Lastly i've mentioned that terraform is a good choice fo AWS automation. Now i had fist experience and i wan't to share them whit you..
Separation of Environments
Deployment Environments do not require introduction also that non production environments should as far as possible copy production environment. Therefore it's become crucial to have one Infrastructure code for all environments.
terraform env select dev terraform apply -var-file=dev.tfvars -refresh=true
In this excerpt the resource definition uses variables for all changed parts between environments. Separate states are maintained per environment (fist line), but you need apply proper environment variables (second line).
To prevent errors or choosing wrong environment it's better to use predefined scripts that captures that.
Modules are great to capture common set of resources you can reuse. But at beginning do not start with modules. Try to understand how things are working and what belongs together and what not.
Avoid nested modules, because it over complicates variable passing and refactoring.
And be aware of the fact, that it's not easy to define explicit dependencies between modules. It's still very wanted and not implemented feature
You don't need to start with remote states. So i'm still checking local state to git. But as soon several people begin to contribute you need to think about is. Environment States are very fresh and now1 are already supported with AWS S3, but e.g. not with Google Cloud Buckets.
Be careful with state, make sure you don't end up in broken state. I run into stupid issue with local state where i was busy with big refactoring and didn't check that [Ctr+C] can destroy local state with is a bug i reported.
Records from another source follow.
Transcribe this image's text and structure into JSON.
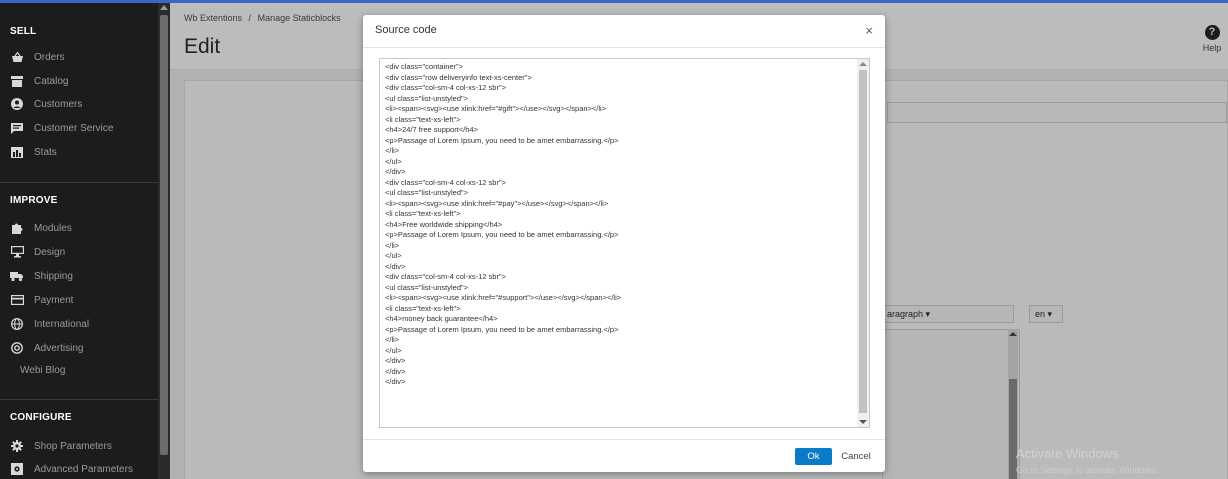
{
  "sidebar": {
    "sections": {
      "sell": "SELL",
      "improve": "IMPROVE",
      "configure": "CONFIGURE"
    },
    "items": [
      {
        "label": "Orders",
        "icon": "basket-icon"
      },
      {
        "label": "Catalog",
        "icon": "catalog-icon"
      },
      {
        "label": "Customers",
        "icon": "customer-icon"
      },
      {
        "label": "Customer Service",
        "icon": "chat-icon"
      },
      {
        "label": "Stats",
        "icon": "stats-icon"
      },
      {
        "label": "Modules",
        "icon": "puzzle-icon"
      },
      {
        "label": "Design",
        "icon": "monitor-icon"
      },
      {
        "label": "Shipping",
        "icon": "truck-icon"
      },
      {
        "label": "Payment",
        "icon": "card-icon"
      },
      {
        "label": "International",
        "icon": "globe-icon"
      },
      {
        "label": "Advertising",
        "icon": "at-icon"
      },
      {
        "label": "Webi Blog",
        "icon": ""
      },
      {
        "label": "Shop Parameters",
        "icon": "gear-icon"
      },
      {
        "label": "Advanced Parameters",
        "icon": "advanced-icon"
      }
    ]
  },
  "header": {
    "breadcrumb_root": "Wb Extentions",
    "breadcrumb_sep": "/",
    "breadcrumb_current": "Manage Staticblocks",
    "title": "Edit",
    "help_label": "Help",
    "help_glyph": "?"
  },
  "editor": {
    "format_select": "aragraph ▾",
    "language_select": "en ▾"
  },
  "watermark": {
    "title": "Activate Windows",
    "subtitle": "Go to Settings to activate Windows."
  },
  "modal": {
    "title": "Source code",
    "close_glyph": "×",
    "ok_label": "Ok",
    "cancel_label": "Cancel",
    "code_lines": [
      "<div class=\"container\">",
      "<div class=\"row deliveryinfo text-xs-center\">",
      "<div class=\"col-sm-4 col-xs-12 sbr\">",
      "<ul class=\"list-unstyled\">",
      "<li><span><svg><use xlink:href=\"#gift\"></use></svg></span></li>",
      "<li class=\"text-xs-left\">",
      "<h4>24/7 free support</h4>",
      "<p>Passage of Lorem Ipsum, you need to be amet embarrassing.</p>",
      "</li>",
      "</ul>",
      "</div>",
      "<div class=\"col-sm-4 col-xs-12 sbr\">",
      "<ul class=\"list-unstyled\">",
      "<li><span><svg><use xlink:href=\"#pay\"></use></svg></span></li>",
      "<li class=\"text-xs-left\">",
      "<h4>Free worldwide shipping</h4>",
      "<p>Passage of Lorem Ipsum, you need to be amet embarrassing.</p>",
      "</li>",
      "</ul>",
      "</div>",
      "<div class=\"col-sm-4 col-xs-12 sbr\">",
      "<ul class=\"list-unstyled\">",
      "<li><span><svg><use xlink:href=\"#support\"></use></svg></span></li>",
      "<li class=\"text-xs-left\">",
      "<h4>money back guarantee</h4>",
      "<p>Passage of Lorem Ipsum, you need to be amet embarrassing.</p>",
      "</li>",
      "</ul>",
      "</div>",
      "</div>",
      "</div>"
    ]
  },
  "colors": {
    "accent": "#0a7cc7",
    "top_line": "#3b66c4",
    "sidebar_bg": "#1c1c1c"
  }
}
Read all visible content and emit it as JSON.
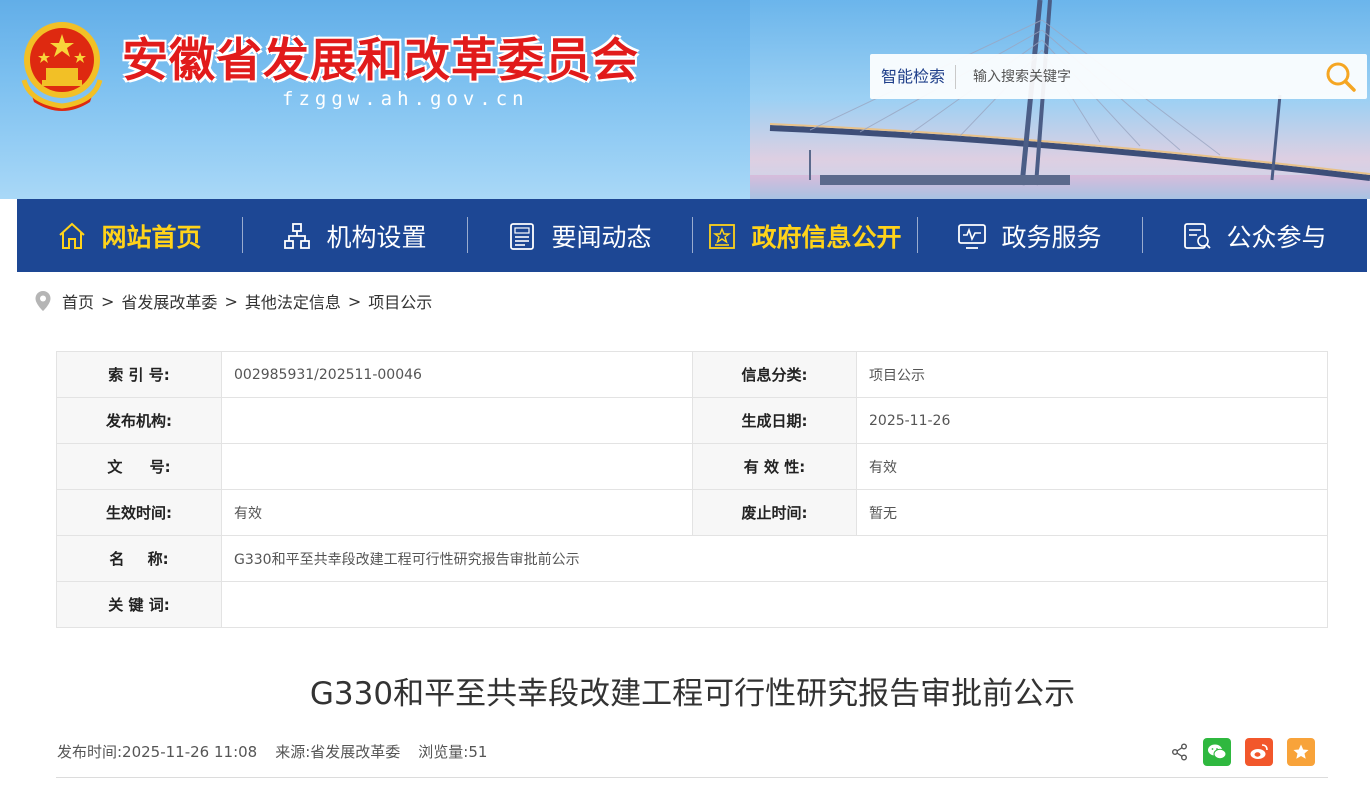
{
  "header": {
    "title": "安徽省发展和改革委员会",
    "domain": "fzggw.ah.gov.cn",
    "search_label": "智能检索",
    "search_placeholder": "输入搜索关键字"
  },
  "nav": {
    "items": [
      {
        "label": "网站首页",
        "icon": "home-icon",
        "active": true
      },
      {
        "label": "机构设置",
        "icon": "org-chart-icon",
        "active": false
      },
      {
        "label": "要闻动态",
        "icon": "news-icon",
        "active": false
      },
      {
        "label": "政府信息公开",
        "icon": "info-disclosure-icon",
        "active": true
      },
      {
        "label": "政务服务",
        "icon": "monitor-icon",
        "active": false
      },
      {
        "label": "公众参与",
        "icon": "participation-icon",
        "active": false
      }
    ]
  },
  "breadcrumb": [
    "首页",
    "省发展改革委",
    "其他法定信息",
    "项目公示"
  ],
  "breadcrumb_sep": ">",
  "info": {
    "index_label": "索 引 号:",
    "index_value": "002985931/202511-00046",
    "category_label": "信息分类:",
    "category_value": "项目公示",
    "publisher_label": "发布机构:",
    "publisher_value": "",
    "created_label": "生成日期:",
    "created_value": "2025-11-26",
    "docno_label": "文 号:",
    "docno_value": "",
    "validity_label": "有 效 性:",
    "validity_value": "有效",
    "effective_label": "生效时间:",
    "effective_value": "有效",
    "abolish_label": "废止时间:",
    "abolish_value": "暂无",
    "name_label": "名 称:",
    "name_value": "G330和平至共幸段改建工程可行性研究报告审批前公示",
    "keywords_label": "关 键 词:",
    "keywords_value": ""
  },
  "article": {
    "title": "G330和平至共幸段改建工程可行性研究报告审批前公示",
    "publish_time": "发布时间:2025-11-26 11:08",
    "source": "来源:省发展改革委",
    "views": "浏览量:51"
  },
  "colors": {
    "nav_bg": "#1d4794",
    "nav_active": "#ffd31a",
    "title_red": "#e11b1b",
    "wechat": "#2fb83f",
    "weibo": "#f2572b",
    "favorite": "#f8a33a"
  }
}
As always feel free to comment ;)
At time where terraform 0.9.4 is most recent released version. ↩